To be sure, some boys have always been crude. The new extremes, said Steiner-Adair, can be damaging. Boys don't benefit, she said, from learning to be demeaning toward girls or to treat them as sexual objects. She said boys often expressed a desire for a deeper connection with girls, but felt confused about how to make it happen. They are "yearning for intimacy that goes beyond biology," she said. "They just don't know how to achieve it."
Andrew Smiler, a developmental psychologist, agrees. He examined some 600 studies on masculinity, sex and relationships for his book "Challenging Casanova," concluding that most young men are more motivated by love than sex. Pop culture helps spur the disconnect between what young men want and how they often act, he argues, citing as an example the show "Two and a Half Men." "The jerk gets all the laugh lines," he said. "The nice guy always looks like a sap."
That theory is debated. Steven Rhoads, a professor who teaches a class on sex differences at the University of Virginia, said he analyzed decades worth of research on sexuality and biology for his book "Taking Sex Differences Seriously" to conclude that men and women are "hardwired" differently. Hookups have deeper psychological costs for women, he said, noting that anecdotes from his students back up the research: Female students often tell him they are hurt by casual sex in a way that male students are not. The boys don't know it, he said, because the girls don't want to tell them.
For boys and girls alike, crucial lessons in how to relate to each other are getting lost in the blizzard of tweets and texts, experts say. The cues kids would pick up from a live conversation — facial expressions, gestures — are absent from the arm's-length communications that are now a fixture of growing up. The fast-paced technology also "deletes the pause" between impulse and action, said Steiner-Adair, who calls texting the "worst possible training ground" for developing mature relationships. Dan Slater, the author of "Love in the Time of Algorithms," agrees. "You can manage an entire relationship with text messages," he said, but that keeps some of the "messy relationship stuff" at bay. "That's the stuff that helps people grow up," he added.
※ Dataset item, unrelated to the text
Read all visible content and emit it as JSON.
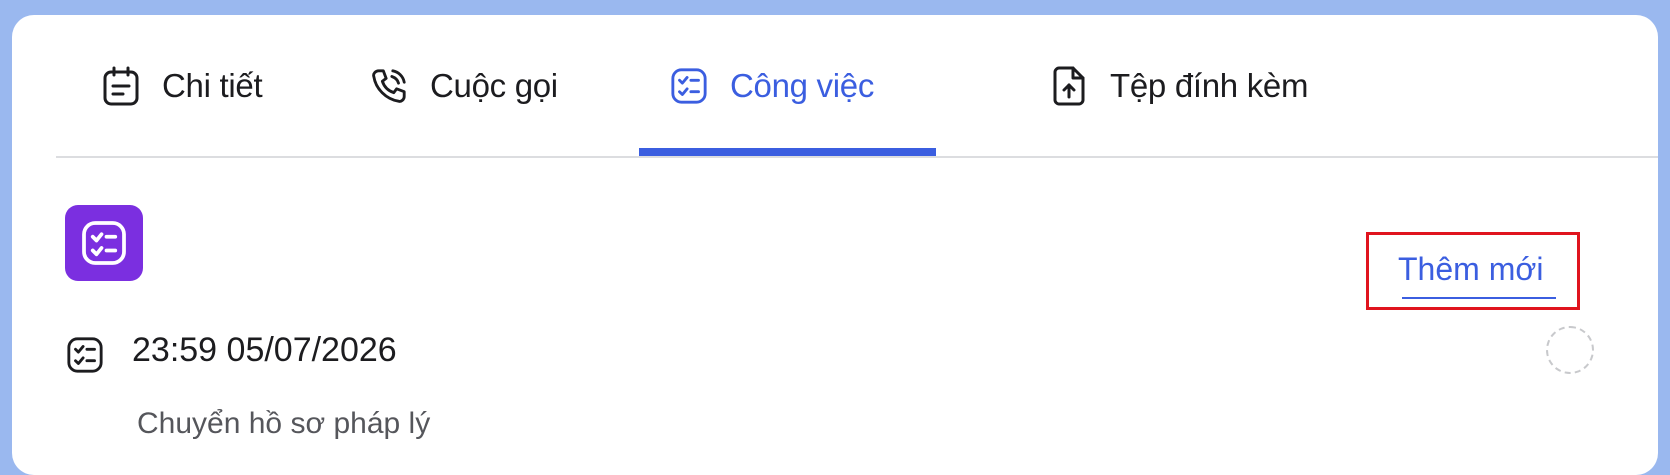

The key to developing solid relationships lies partly in early education, said Steiner-Adair. To that end, some schools are launching classes focused on social and emotional issues, with teachers talking about gender, language, social media and healthy relationships.
Also critical, according to Steiner-Adair, is family time spent away from screens. In her research, teens often said their parents were embroiled in work or personal interests and simply not available. Some parents said they were intimidated by their children's complaints and exploits, and didn't want to seem ignorant or helpless. The heart of the matter for families, she said, is good old-fashioned talking — the kind you do face to face.
Abigail Pesta is an award-winning journalist who has lived and worked around the world, from London to Hong Kong. She has written for The Wall Street Journal, The New York Times, Cosmopolitan, Marie Claire and Newsweek. Follow her at @AbigailPesta.